The rhinoceros belongs to an order of mammals called the odd-toed ungulates which also includes horses and tapirs. They are found in Africa and Asia. Until recently, evidence indicated that throughout their evolutionary history, retroviruses such as murine leukemia virus had not colonized their genomes, unlike most other mammalian orders. The process of colonization is called retroviral endemism and has resulted in most mammalian genomes being composed of up to ten percent of retroviral-like sequences. An analysis of the genomes of modern and extinct rhinos headed by the German Leibniz Institute for Animal and Wildlife Research (Leibniz-IZW) has now found that African rhinos contain dozens of retroviruses in their genomes that are absent from the genomes of Asian rhino species, such as the Sumatran and Javan rhinos, and that rhinos The African black rhinoceros has two associated groups, one missing from the white rhinoceros. The confinement of gammaric retroviruses to African rhinos and the close relationship between the viruses and rodent viruses, particularly those in African rodents, suggests that the African rhinoceros was infected by an exogenous viral species and its genomes are colonized in Africa. The work has been published in the scientific journal Virology Journal.

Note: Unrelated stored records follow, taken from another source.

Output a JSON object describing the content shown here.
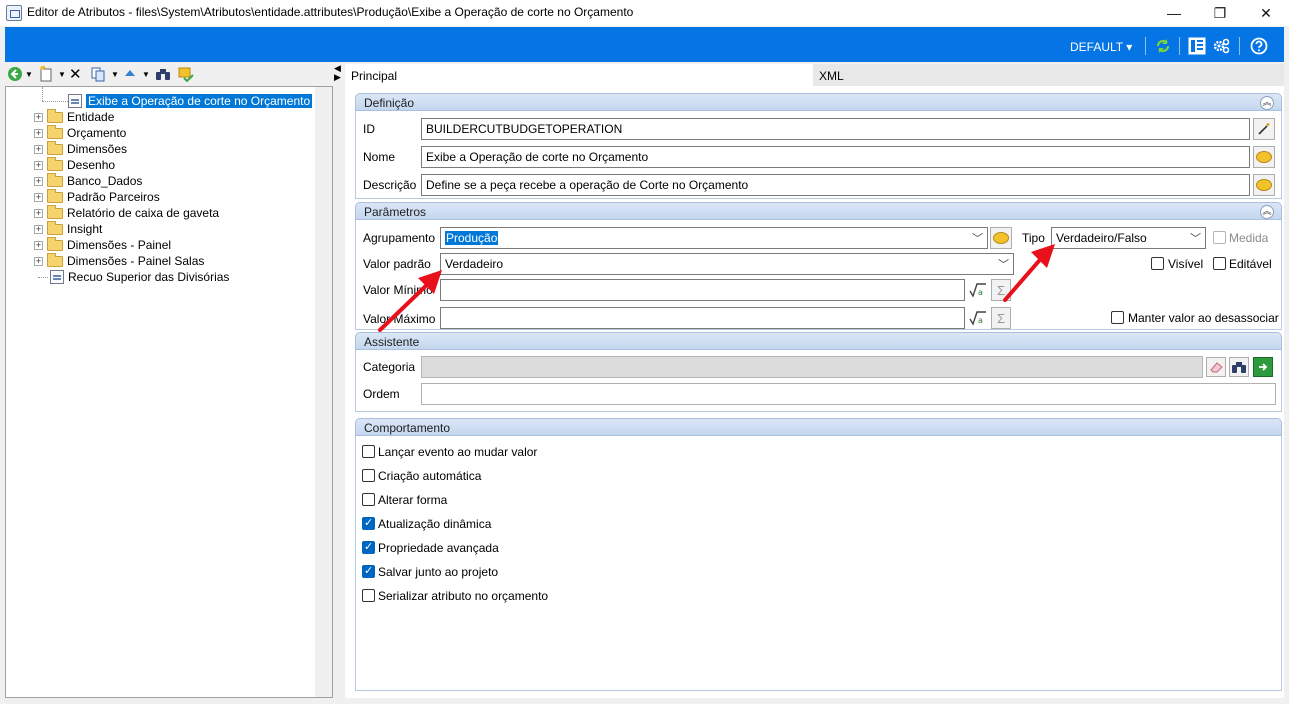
{
  "window": {
    "title": "Editor de Atributos - files\\System\\Atributos\\entidade.attributes\\Produção\\Exibe a Operação de corte no Orçamento",
    "minimize": "—",
    "maximize": "❐",
    "close": "✕"
  },
  "ribbon": {
    "profile": "DEFAULT ▾"
  },
  "tree": {
    "selected_item": "Exibe a Operação de corte no Orçamento",
    "folders": [
      "Entidade",
      "Orçamento",
      "Dimensões",
      "Desenho",
      "Banco_Dados",
      "Padrão Parceiros",
      "Relatório de caixa de gaveta",
      "Insight",
      "Dimensões - Painel",
      "Dimensões - Painel Salas"
    ],
    "last_item": "Recuo Superior das Divisórias"
  },
  "tabs": {
    "principal": "Principal",
    "xml": "XML"
  },
  "definicao": {
    "header": "Definição",
    "id_label": "ID",
    "id_value": "BUILDERCUTBUDGETOPERATION",
    "nome_label": "Nome",
    "nome_value": "Exibe a Operação de corte no Orçamento",
    "descricao_label": "Descrição",
    "descricao_value": "Define se a peça recebe a operação de Corte no Orçamento"
  },
  "parametros": {
    "header": "Parâmetros",
    "agrupamento_label": "Agrupamento",
    "agrupamento_value": "Produção",
    "tipo_label": "Tipo",
    "tipo_value": "Verdadeiro/Falso",
    "medida_label": "Medida",
    "valor_padrao_label": "Valor padrão",
    "valor_padrao_value": "Verdadeiro",
    "visivel_label": "Visível",
    "editavel_label": "Editável",
    "valor_minimo_label": "Valor Mínimo",
    "valor_maximo_label": "Valor Máximo",
    "manter_label": "Manter valor ao desassociar"
  },
  "assistente": {
    "header": "Assistente",
    "categoria_label": "Categoria",
    "ordem_label": "Ordem"
  },
  "comportamento": {
    "header": "Comportamento",
    "options": [
      {
        "label": "Lançar evento ao mudar valor",
        "checked": false
      },
      {
        "label": "Criação automática",
        "checked": false
      },
      {
        "label": "Alterar forma",
        "checked": false
      },
      {
        "label": "Atualização dinâmica",
        "checked": true
      },
      {
        "label": "Propriedade avançada",
        "checked": true
      },
      {
        "label": "Salvar junto ao projeto",
        "checked": true
      },
      {
        "label": "Serializar atributo no orçamento",
        "checked": false
      }
    ]
  },
  "colors": {
    "ribbon": "#0575e6",
    "selection": "#0078d7",
    "annotation": "#e8101b"
  }
}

Retroviruses, such as the adjuvant causative agent, HIV-1, are unique among viruses in that they have to integrate into the host’s DNA as part of their replication cycle. If this occurs in the germline in sperm or egg cells, it can become part of the host’s genome inherited by the next generation and then be present in every cell of the offspring’s body. This evolutionary process has occurred so often that, on average, up to 10 percent of the mammalian genome is made up of retroviruses or their remnants. A previous study of available genomes from horses and their relatives indicated that they, along with rhinos and tapirs, had not been invaded by retroviruses, a group of viruses related to mouse and avian viruses that have successfully colonized most mammalian genomes.
“We had data from several species of rhinos where we kept finding large fragments of gamaritroviruses,” says Dr. Kyriakos Tsangaras, lead author of this research. “When we used a lot of the newer and more complete reference genomes from modern and extinct rhinos, we found that the African rhinoceros Only he is the colonizer.” Stady.
The scientific team, together with colleagues from Australia and Germany, found that two different virus populations colonized African rhinos. One of them had only colonized black rhinos (Diceros bicornis(not a white rhino)Ceratotherum is a toxin) and was evolutionarily smaller than the one shared by both. Because both populations are restricted to African rhinos, the study suggests that the African rhino subspecies has been infected and its genomes are colonized in Africa, which is why gamearitroviruses have not been found in Asian rhinos and other rhino relatives.
“Ultimately this is due to a lack of high-quality wildlife reference sequences,” says Professor Alex Greenwood, Head of Wildlife Diseases at Leibniz-IZW. “While things have improved a lot since the first human genome was sequenced, you miss things like viral history when databases lack a lot of species or high-quality reference genomes from many species. It’s really another example of why we need more genome sequences.” reference from wildlife because we don’t know what else we’re missing and any conclusions to draw about the presence and absence of sequences that might turn out to be a result of a lack of information.”